The Triumph of Mordecai, by Gustave Dore, 1866

The Triumph of Mordecai, by Gustave Dore, 1866

The only big difference between the two halves is the names of the characters. Interestingly enough, as Haman had intended to do, massacre Mordecai’s people, Mordecai ends up doing that to Haman, and even more so, has Haman’s immediate people, his sons, massacred as well.

Reflection of Esther, the portrayal of the good life seems quite dismal. It appears that unless one is in the ruling crowd, there is really no good life to be had. Instead, those in the margins seems to suffer, and be in essence, disposable individuals. In Esther, we see both groups (first the Jews, and then Persians or Haman’s group), once they become marginalized, to be threatened with annihilation.

However, there may be another idea that one could get from Esther. It can give hope that things do get better. As with the Jews, they went from being a marginalized group, to one in power. In that hope, there becomes a sense of the good life, or the possibility for the good life. Since things can change, and change drastically, we do not have to feel weighed down by our present situation in life as it may in fact change to something more grand.

In this regard, Esther does not just speak to the Jews, but to all of those groups who are marginalized. That may in fact be why the author seems to leave the story devoid of any distinguishing clues as to who is a Jew or not.

Instead, as we saw with Mordecai, him being a Jew was only realized after he disclosed that identity. Even Esther was able to conceal her identity, and it appeared quite easy for her to do such. As with Mordecai, it was not until she decided (or Mordecai really decided) to disclose such information that her being a Jew was realized.

By the author leaving such open and devoid of actual distinguishing marks (which does beg the question as to how Haman’s orders would have been carried out if Jews were able to blend in to society so well), it becomes easier to identify with such a group.

Being so, it becomes easier to take away a message about the good life, or the possibility for a future good life. At the same time, it can portray the picture that all of us are not that different anyway. And this is strengthen by the ending of the work.

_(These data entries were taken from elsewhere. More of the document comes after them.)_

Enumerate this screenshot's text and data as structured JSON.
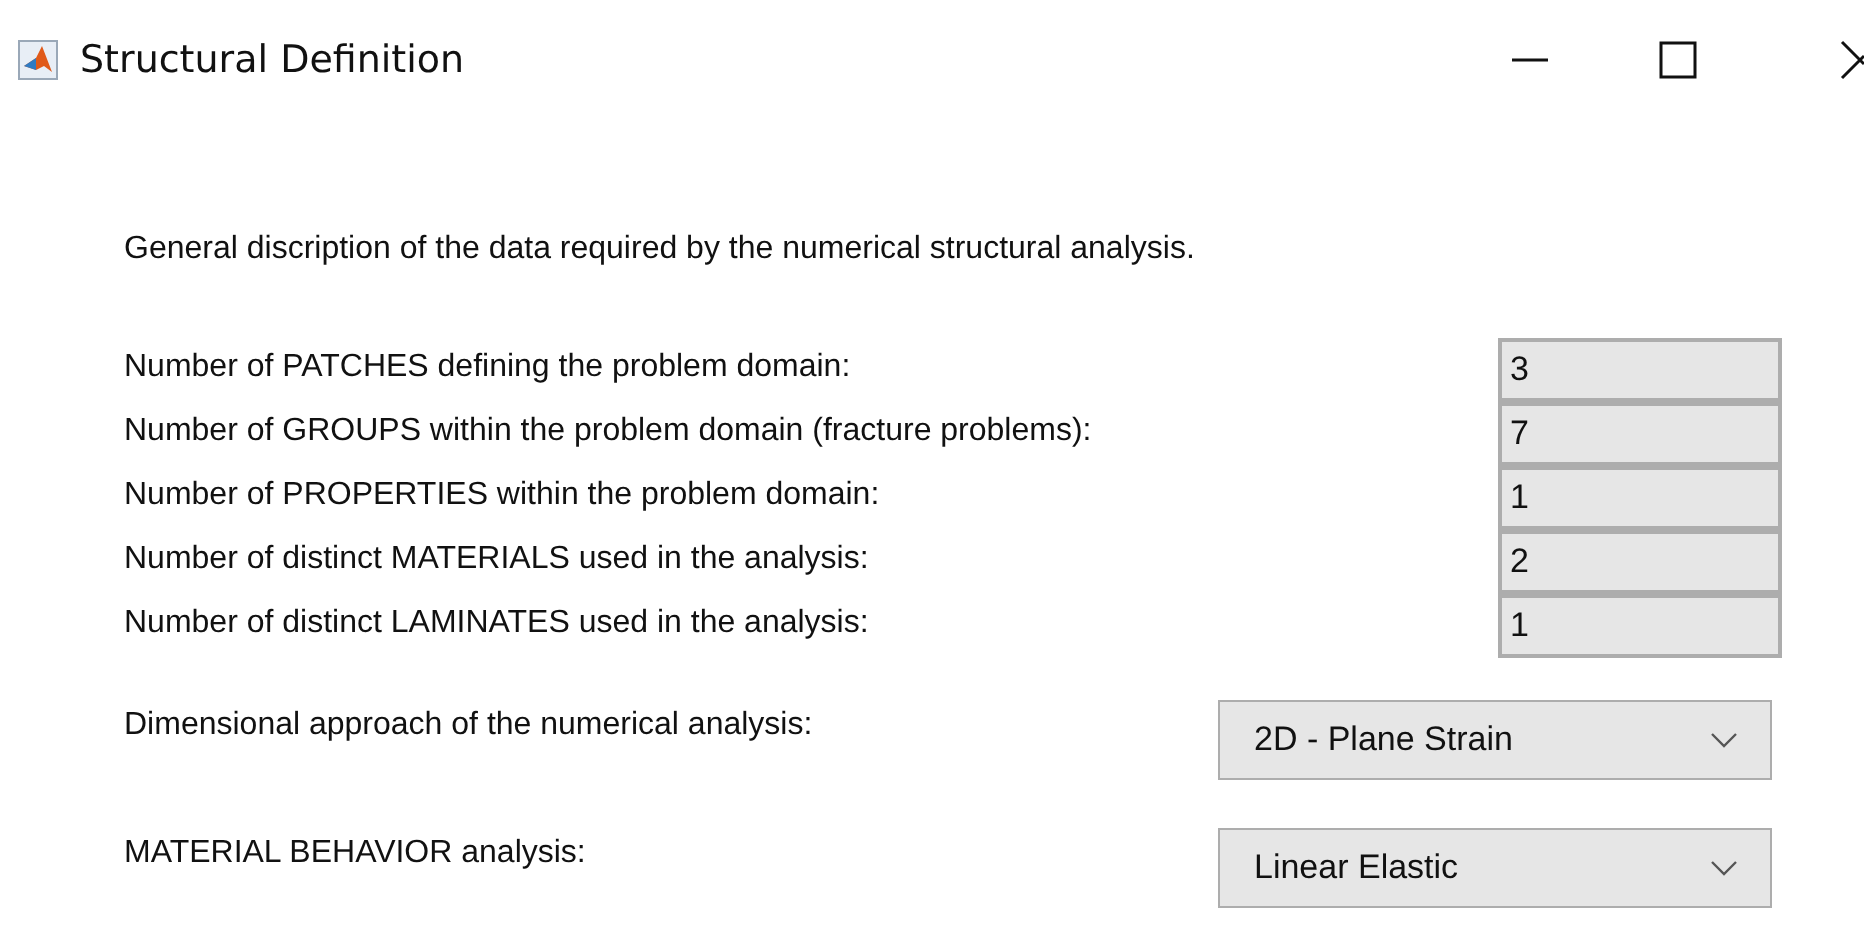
{
  "window": {
    "title": "Structural Definition"
  },
  "description": "General discription of the data required by the numerical structural analysis.",
  "fields": [
    {
      "label": "Number of PATCHES defining the problem domain:",
      "value": "3"
    },
    {
      "label": "Number of GROUPS within the problem domain (fracture problems):",
      "value": "7"
    },
    {
      "label": "Number of PROPERTIES within the problem domain:",
      "value": "1"
    },
    {
      "label": "Number of distinct MATERIALS used in the analysis:",
      "value": "2"
    },
    {
      "label": "Number of distinct LAMINATES used in the analysis:",
      "value": "1"
    }
  ],
  "dropdowns": [
    {
      "label": "Dimensional approach of the numerical analysis:",
      "value": "2D - Plane Strain"
    },
    {
      "label": "MATERIAL BEHAVIOR analysis:",
      "value": "Linear Elastic"
    }
  ]
}
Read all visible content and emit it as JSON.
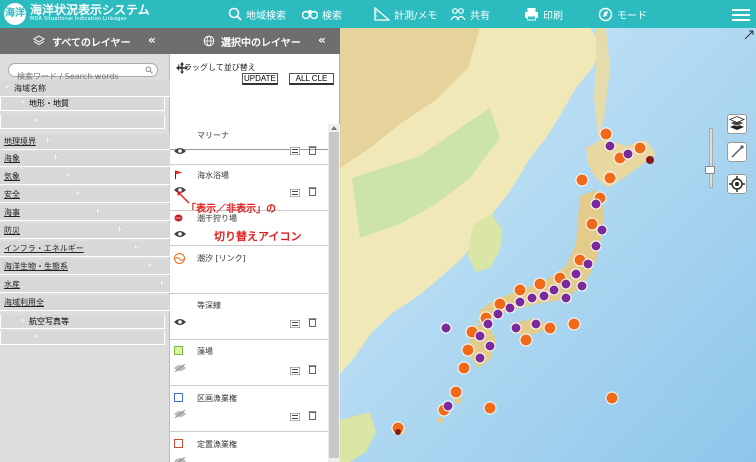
{
  "header": {
    "logo_text": "海洋",
    "title": "海洋状況表示システム",
    "subtitle": "MDA Situational Indication Linkages",
    "tools": [
      {
        "label": "地域検索",
        "icon": "search-icon"
      },
      {
        "label": "検索",
        "icon": "binoculars-icon"
      },
      {
        "label": "計測/メモ",
        "icon": "ruler-icon"
      },
      {
        "label": "共有",
        "icon": "share-icon"
      },
      {
        "label": "印刷",
        "icon": "printer-icon"
      },
      {
        "label": "モード",
        "icon": "mode-icon"
      }
    ]
  },
  "left_panel": {
    "title": "すべてのレイヤー",
    "collapse": "«",
    "search_placeholder": "検索ワード / Search words",
    "categories": [
      {
        "label": "海域名称",
        "expander": "+"
      },
      {
        "label": "地形・地質",
        "expander": "+"
      },
      {
        "label": "",
        "expander": "+"
      },
      {
        "label": "地理境界",
        "expander": "+"
      },
      {
        "label": "海象",
        "expander": "+"
      },
      {
        "label": "気象",
        "expander": "+"
      },
      {
        "label": "安全",
        "expander": "+"
      },
      {
        "label": "海事",
        "expander": "+"
      },
      {
        "label": "防災",
        "expander": "+"
      },
      {
        "label": "インフラ・エネルギー",
        "expander": "+"
      },
      {
        "label": "海洋生物・生態系",
        "expander": "+"
      },
      {
        "label": "水産",
        "expander": "+"
      },
      {
        "label": "海域利用全",
        "expander": ""
      },
      {
        "label": "航空写真等",
        "expander": "+"
      },
      {
        "label": "",
        "expander": "+"
      }
    ]
  },
  "mid_panel": {
    "title": "選択中のレイヤー",
    "collapse": "«",
    "drag_hint": "ドラッグして並び替え",
    "update_label": "UPDATE",
    "allclear_label": "ALL CLE",
    "layers": [
      {
        "name": "マリーナ"
      },
      {
        "name": "海水浴場"
      },
      {
        "name": "潮干狩り場"
      },
      {
        "name": "潮汐 [リンク]"
      },
      {
        "name": "等深線"
      },
      {
        "name": "藻場"
      },
      {
        "name": "区画漁業権"
      },
      {
        "name": "定置漁業権"
      }
    ]
  },
  "annotation": {
    "line1": "「表示／非表示」の",
    "line2": "切り替えアイコン"
  },
  "colors": {
    "header": "#2cbcc0",
    "panel_head": "#6e6e6e",
    "annotation": "#e02020",
    "sea": "#b9dff4",
    "land": "#f3ecc0",
    "marker_orange": "#f06a1a",
    "marker_purple": "#7a2a9a"
  }
}
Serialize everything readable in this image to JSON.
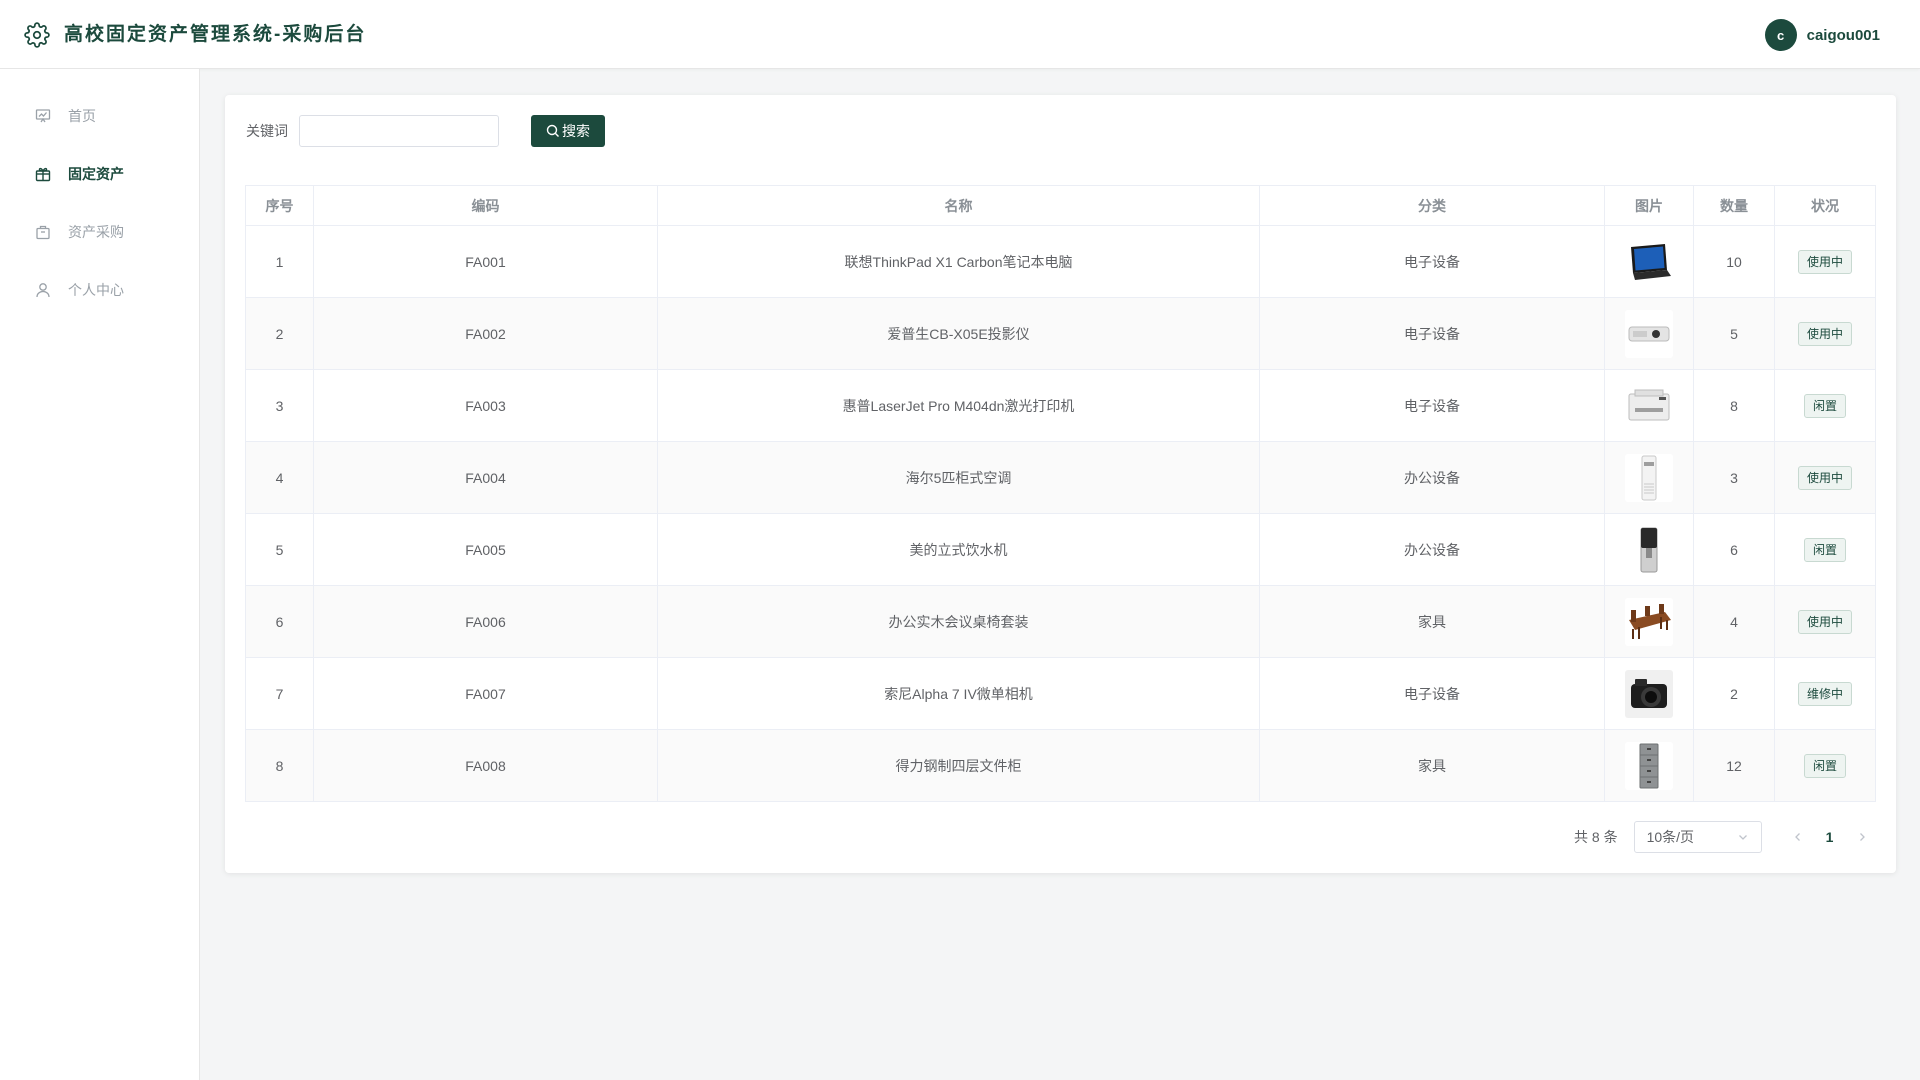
{
  "header": {
    "title": "高校固定资产管理系统-采购后台",
    "avatar_letter": "c",
    "username": "caigou001"
  },
  "sidebar": {
    "items": [
      {
        "label": "首页",
        "icon": "presentation-icon",
        "active": false
      },
      {
        "label": "固定资产",
        "icon": "gift-icon",
        "active": true
      },
      {
        "label": "资产采购",
        "icon": "briefcase-icon",
        "active": false
      },
      {
        "label": "个人中心",
        "icon": "user-icon",
        "active": false
      }
    ]
  },
  "search": {
    "label": "关键词",
    "value": "",
    "placeholder": "",
    "button": "搜索"
  },
  "table": {
    "columns": [
      "序号",
      "编码",
      "名称",
      "分类",
      "图片",
      "数量",
      "状况"
    ],
    "rows": [
      {
        "index": "1",
        "code": "FA001",
        "name": "联想ThinkPad X1 Carbon笔记本电脑",
        "category": "电子设备",
        "image": "laptop",
        "qty": "10",
        "status": "使用中"
      },
      {
        "index": "2",
        "code": "FA002",
        "name": "爱普生CB-X05E投影仪",
        "category": "电子设备",
        "image": "projector",
        "qty": "5",
        "status": "使用中"
      },
      {
        "index": "3",
        "code": "FA003",
        "name": "惠普LaserJet Pro M404dn激光打印机",
        "category": "电子设备",
        "image": "printer",
        "qty": "8",
        "status": "闲置"
      },
      {
        "index": "4",
        "code": "FA004",
        "name": "海尔5匹柜式空调",
        "category": "办公设备",
        "image": "air-conditioner",
        "qty": "3",
        "status": "使用中"
      },
      {
        "index": "5",
        "code": "FA005",
        "name": "美的立式饮水机",
        "category": "办公设备",
        "image": "water-dispenser",
        "qty": "6",
        "status": "闲置"
      },
      {
        "index": "6",
        "code": "FA006",
        "name": "办公实木会议桌椅套装",
        "category": "家具",
        "image": "conference-table",
        "qty": "4",
        "status": "使用中"
      },
      {
        "index": "7",
        "code": "FA007",
        "name": "索尼Alpha 7 IV微单相机",
        "category": "电子设备",
        "image": "camera",
        "qty": "2",
        "status": "维修中"
      },
      {
        "index": "8",
        "code": "FA008",
        "name": "得力钢制四层文件柜",
        "category": "家具",
        "image": "file-cabinet",
        "qty": "12",
        "status": "闲置"
      }
    ]
  },
  "pagination": {
    "total": "共 8 条",
    "page_size": "10条/页",
    "current": "1"
  },
  "colors": {
    "primary": "#1c4a3d",
    "background": "#f4f5f6",
    "border": "#ebeef5"
  }
}
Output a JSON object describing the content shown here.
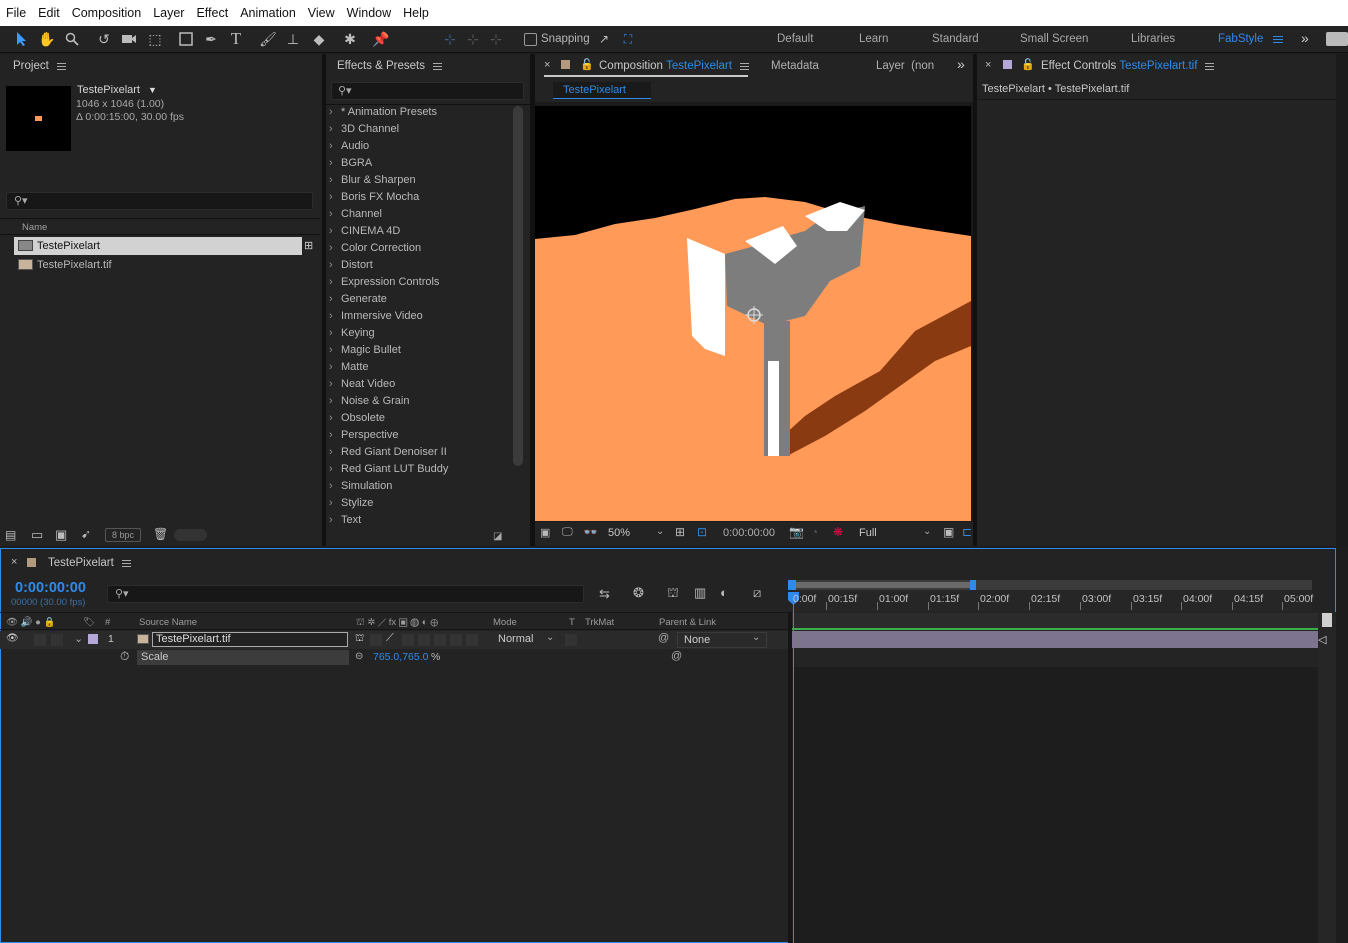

That just like Haman, Mordecai acted in the same manner. In the end, Esther could be seen as a mirror, in which deconstructs the stranger by forcing us to see ourselves as being such.